October 19 Dr. C.Y. White announces in Philadelphia that he has developed a vaccine to prevent influenza. Over 10,000 complete series of inoculations were delivered to the Philadelphia Board of Health. Whether or not the so-called vaccine played much of a role in loosening the flu’s grip on the city became a matter of great debate.
Young and old alike become ill across the country National Archives Young and old alike become ill across the country October 22 869 New Yorkers die of influenza or the resulting pneumonia in a single day. In Philadelphia, the city’s death rate for one single week is 700 times higher than normal.

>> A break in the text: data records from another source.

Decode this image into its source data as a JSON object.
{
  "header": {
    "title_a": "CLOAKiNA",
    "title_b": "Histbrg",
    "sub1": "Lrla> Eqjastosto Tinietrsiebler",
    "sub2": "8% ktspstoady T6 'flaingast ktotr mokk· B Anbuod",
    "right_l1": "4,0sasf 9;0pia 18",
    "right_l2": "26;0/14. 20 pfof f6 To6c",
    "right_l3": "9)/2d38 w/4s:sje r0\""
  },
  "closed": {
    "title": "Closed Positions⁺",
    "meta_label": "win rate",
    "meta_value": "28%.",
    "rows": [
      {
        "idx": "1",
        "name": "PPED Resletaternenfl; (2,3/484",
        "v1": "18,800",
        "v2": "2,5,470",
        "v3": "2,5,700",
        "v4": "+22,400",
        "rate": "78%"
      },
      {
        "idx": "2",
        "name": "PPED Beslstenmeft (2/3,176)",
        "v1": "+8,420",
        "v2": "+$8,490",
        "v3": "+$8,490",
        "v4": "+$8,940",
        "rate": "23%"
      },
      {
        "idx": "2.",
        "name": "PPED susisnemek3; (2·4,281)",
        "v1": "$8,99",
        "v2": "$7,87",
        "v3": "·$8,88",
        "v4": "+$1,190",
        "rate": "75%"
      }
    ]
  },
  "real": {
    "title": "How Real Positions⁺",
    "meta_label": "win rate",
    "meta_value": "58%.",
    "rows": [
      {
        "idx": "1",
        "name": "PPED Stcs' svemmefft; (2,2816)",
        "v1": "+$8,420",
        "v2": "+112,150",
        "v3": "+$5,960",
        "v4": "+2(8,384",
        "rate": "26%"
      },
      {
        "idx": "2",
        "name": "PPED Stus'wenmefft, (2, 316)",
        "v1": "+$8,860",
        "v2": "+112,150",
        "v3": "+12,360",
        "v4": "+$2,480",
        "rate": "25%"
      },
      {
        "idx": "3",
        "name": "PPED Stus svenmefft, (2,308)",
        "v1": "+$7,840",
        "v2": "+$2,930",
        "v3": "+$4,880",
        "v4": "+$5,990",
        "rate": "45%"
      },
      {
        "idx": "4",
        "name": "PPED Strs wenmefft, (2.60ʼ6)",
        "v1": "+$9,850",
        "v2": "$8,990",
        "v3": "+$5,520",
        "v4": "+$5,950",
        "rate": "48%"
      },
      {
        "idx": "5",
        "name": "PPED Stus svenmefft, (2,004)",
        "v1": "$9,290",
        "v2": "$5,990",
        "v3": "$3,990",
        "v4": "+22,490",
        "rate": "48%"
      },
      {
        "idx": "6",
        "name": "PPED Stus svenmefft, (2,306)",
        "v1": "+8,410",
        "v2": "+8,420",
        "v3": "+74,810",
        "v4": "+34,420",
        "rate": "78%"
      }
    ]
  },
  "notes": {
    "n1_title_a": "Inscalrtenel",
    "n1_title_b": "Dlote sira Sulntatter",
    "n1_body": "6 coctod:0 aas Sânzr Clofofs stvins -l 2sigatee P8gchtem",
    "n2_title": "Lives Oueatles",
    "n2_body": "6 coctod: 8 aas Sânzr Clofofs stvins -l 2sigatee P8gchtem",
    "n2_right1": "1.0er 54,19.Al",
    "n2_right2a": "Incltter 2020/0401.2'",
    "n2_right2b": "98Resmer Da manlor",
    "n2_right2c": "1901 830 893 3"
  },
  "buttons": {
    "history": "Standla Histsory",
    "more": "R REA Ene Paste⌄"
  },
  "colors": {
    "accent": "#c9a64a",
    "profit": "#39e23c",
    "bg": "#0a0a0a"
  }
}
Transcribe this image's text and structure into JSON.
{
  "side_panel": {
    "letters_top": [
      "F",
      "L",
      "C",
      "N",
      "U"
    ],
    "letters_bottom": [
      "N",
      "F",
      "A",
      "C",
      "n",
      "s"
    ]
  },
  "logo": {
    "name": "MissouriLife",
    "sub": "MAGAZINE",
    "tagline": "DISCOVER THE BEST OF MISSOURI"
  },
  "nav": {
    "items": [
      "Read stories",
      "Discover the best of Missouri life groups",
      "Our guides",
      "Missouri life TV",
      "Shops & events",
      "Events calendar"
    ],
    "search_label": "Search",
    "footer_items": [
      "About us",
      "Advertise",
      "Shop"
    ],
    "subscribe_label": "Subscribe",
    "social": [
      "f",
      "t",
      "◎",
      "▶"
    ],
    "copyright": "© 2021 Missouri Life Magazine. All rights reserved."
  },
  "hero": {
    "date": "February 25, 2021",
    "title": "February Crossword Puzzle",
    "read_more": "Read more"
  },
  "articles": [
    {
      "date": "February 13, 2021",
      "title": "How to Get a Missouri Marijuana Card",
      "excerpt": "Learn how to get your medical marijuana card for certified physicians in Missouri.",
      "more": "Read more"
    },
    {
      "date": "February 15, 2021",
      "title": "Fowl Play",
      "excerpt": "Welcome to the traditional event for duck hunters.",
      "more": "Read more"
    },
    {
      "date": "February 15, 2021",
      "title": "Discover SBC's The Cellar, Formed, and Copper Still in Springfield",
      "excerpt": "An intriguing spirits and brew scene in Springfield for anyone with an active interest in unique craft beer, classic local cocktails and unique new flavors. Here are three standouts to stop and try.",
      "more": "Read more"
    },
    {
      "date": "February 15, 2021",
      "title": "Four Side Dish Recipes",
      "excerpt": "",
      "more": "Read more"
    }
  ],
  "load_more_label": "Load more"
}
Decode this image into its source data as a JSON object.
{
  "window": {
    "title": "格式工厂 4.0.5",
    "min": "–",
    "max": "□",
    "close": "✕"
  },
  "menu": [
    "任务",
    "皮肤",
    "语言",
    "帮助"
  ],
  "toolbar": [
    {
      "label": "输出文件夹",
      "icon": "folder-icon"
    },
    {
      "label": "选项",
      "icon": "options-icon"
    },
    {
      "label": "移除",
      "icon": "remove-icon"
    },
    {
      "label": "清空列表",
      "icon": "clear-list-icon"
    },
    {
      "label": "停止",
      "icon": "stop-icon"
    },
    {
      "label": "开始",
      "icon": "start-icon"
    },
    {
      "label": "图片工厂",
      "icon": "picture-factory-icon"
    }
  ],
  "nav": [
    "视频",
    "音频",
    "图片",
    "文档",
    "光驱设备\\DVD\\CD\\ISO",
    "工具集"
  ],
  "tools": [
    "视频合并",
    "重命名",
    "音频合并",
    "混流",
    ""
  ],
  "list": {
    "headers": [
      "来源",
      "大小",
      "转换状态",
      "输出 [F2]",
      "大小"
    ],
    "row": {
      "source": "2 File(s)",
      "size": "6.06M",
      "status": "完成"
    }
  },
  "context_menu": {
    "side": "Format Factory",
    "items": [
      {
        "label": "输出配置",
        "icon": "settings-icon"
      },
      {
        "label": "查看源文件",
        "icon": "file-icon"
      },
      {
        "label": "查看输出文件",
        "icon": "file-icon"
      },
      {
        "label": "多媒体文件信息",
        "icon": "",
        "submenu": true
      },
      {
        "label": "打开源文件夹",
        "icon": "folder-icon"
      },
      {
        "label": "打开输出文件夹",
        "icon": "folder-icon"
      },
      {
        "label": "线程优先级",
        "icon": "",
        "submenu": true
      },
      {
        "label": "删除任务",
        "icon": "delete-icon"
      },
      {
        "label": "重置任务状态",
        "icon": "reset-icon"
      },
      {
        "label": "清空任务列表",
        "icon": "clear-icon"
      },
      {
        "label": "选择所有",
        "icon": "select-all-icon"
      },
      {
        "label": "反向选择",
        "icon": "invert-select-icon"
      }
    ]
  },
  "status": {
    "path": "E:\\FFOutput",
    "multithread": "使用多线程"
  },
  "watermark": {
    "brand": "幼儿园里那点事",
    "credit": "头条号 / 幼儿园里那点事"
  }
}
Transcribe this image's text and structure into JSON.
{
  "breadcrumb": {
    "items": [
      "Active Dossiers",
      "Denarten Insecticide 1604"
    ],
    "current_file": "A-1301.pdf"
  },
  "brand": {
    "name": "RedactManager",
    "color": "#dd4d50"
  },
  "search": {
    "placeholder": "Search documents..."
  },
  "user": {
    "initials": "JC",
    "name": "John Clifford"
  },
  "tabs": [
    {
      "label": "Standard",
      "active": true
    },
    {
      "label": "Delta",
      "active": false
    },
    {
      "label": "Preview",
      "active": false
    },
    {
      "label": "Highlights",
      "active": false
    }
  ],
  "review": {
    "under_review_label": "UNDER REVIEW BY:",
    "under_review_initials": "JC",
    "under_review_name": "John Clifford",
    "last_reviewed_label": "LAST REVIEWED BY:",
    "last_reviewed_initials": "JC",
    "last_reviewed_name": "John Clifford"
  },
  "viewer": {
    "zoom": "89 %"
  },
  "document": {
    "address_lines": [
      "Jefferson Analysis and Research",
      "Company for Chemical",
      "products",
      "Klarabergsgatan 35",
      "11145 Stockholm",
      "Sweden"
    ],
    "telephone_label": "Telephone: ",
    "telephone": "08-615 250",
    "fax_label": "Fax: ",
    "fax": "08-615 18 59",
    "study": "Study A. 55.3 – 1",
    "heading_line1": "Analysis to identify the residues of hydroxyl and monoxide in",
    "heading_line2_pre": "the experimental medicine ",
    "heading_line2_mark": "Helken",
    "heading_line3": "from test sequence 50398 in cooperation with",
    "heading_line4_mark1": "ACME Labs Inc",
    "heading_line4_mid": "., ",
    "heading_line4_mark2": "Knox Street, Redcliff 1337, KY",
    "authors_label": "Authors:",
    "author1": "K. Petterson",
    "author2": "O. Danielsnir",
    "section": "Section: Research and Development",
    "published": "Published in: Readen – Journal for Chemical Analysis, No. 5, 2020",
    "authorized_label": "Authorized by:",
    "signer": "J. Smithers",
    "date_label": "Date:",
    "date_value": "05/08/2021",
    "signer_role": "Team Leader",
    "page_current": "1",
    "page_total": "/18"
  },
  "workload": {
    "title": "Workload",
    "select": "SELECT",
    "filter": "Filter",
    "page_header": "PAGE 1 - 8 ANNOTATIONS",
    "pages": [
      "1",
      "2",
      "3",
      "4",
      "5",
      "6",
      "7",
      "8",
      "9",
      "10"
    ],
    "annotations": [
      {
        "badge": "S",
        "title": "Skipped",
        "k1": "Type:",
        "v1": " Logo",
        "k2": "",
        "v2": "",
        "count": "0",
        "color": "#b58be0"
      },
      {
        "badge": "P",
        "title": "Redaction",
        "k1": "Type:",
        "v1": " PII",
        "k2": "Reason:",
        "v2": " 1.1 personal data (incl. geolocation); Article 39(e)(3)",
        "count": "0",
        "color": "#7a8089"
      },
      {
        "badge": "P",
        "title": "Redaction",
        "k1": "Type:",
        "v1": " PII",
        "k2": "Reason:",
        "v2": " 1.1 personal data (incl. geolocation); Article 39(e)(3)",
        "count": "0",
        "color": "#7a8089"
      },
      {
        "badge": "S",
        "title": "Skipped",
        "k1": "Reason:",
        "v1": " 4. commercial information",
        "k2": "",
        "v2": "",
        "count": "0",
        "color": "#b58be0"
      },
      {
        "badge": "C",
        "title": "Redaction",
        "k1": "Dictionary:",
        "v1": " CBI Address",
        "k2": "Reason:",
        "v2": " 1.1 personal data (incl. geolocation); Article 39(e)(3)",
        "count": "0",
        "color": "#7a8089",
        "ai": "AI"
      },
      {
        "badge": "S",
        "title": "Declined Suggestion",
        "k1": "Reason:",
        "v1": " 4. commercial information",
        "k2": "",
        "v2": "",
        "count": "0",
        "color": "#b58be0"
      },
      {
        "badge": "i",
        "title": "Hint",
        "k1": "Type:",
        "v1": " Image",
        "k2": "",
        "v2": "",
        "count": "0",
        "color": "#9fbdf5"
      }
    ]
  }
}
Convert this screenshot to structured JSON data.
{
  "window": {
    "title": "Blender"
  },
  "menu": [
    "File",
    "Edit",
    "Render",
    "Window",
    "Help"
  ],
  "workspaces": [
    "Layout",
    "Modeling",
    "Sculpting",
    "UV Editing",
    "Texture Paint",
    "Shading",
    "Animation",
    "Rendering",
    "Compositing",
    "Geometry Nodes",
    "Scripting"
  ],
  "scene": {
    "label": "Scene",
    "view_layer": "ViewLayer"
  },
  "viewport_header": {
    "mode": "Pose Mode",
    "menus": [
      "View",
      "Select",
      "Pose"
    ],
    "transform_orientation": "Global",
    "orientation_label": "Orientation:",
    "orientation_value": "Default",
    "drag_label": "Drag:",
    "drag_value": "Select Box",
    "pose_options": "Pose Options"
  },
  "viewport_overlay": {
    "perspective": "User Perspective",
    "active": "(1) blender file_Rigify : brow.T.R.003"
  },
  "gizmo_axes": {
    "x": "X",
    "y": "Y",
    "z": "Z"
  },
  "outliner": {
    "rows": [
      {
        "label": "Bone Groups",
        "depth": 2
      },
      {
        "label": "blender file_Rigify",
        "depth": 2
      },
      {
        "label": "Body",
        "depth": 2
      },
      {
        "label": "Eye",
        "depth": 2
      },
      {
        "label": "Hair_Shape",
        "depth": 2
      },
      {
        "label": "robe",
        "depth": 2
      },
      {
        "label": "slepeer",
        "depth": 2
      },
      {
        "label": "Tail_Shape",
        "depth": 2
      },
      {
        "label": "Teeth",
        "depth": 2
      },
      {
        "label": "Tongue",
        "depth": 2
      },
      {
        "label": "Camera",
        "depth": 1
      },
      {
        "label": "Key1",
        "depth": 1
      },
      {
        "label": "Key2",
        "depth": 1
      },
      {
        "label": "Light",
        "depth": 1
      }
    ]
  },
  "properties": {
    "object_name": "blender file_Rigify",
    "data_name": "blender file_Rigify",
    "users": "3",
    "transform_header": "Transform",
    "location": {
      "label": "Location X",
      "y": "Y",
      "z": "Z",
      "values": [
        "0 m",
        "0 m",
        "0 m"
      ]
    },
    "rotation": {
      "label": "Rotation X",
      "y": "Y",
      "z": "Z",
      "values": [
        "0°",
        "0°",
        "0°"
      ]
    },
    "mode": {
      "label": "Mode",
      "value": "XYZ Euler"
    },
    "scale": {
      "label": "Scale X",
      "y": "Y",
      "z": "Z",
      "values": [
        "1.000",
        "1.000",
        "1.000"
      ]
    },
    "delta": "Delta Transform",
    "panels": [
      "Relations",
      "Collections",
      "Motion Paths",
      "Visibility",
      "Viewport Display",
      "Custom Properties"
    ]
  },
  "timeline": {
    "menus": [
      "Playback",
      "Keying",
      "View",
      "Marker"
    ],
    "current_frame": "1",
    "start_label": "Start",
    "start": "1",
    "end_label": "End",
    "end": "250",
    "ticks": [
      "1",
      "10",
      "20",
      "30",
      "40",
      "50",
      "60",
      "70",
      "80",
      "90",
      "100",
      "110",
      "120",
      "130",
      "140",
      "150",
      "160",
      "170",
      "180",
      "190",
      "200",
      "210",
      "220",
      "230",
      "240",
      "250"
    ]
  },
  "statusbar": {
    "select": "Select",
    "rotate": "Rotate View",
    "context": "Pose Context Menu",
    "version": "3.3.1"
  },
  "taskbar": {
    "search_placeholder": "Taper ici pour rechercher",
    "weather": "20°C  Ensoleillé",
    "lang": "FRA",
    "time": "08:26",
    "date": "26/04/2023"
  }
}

October 31 The crime rate in Chicago drops by 43 percent. Authorities attributed the drop to the toll that influenza was taking on the city’s potential lawbreakers.
The month turns out to be the deadliest month in the nation’s history as 195,000 Americans fall victim to influenza.
Soldiers celebrate in San Francisco San Francisco Library Soldiers celebrate in San Francisco November 11 Celebrating the end of World War I, 30,000 San Franciscans take to the streets to celebrate. There is much dancing and singing. Many people wear face masks.
November 20 In only five days, influenza leaves 72 of the 80 native Inupiat inhabitants dead in the small town of Brevig Mission, Alaska. Local survivors bury the victims in a mass grave.
November 21 Sirens wail, signaling to San Franciscans that it is safe — and legal — to remove their protective face masks. At that point, 2,122 are dead due to influenza.
December 4 The U.S. public health service publishes an estimate that 300,000 to 350,000 civilian deaths can be attributed to influenza and pneumonia since September 15. The War Department records indicate that another 20,000 deaths have occurred among soldiers.
December 17 The chief clerk of the Navajo Indian reservation reports that influenza has taken the lives of more than 2,000 Navajos in Apache County, New Mexico.
December 27 Boston reports 454 new cases of influenza in a single day.
The epidemic will continue its lethal campaign into 1919, ultimately killing upwards of 600,000 people. It will be deemed the worst epidemic in American history.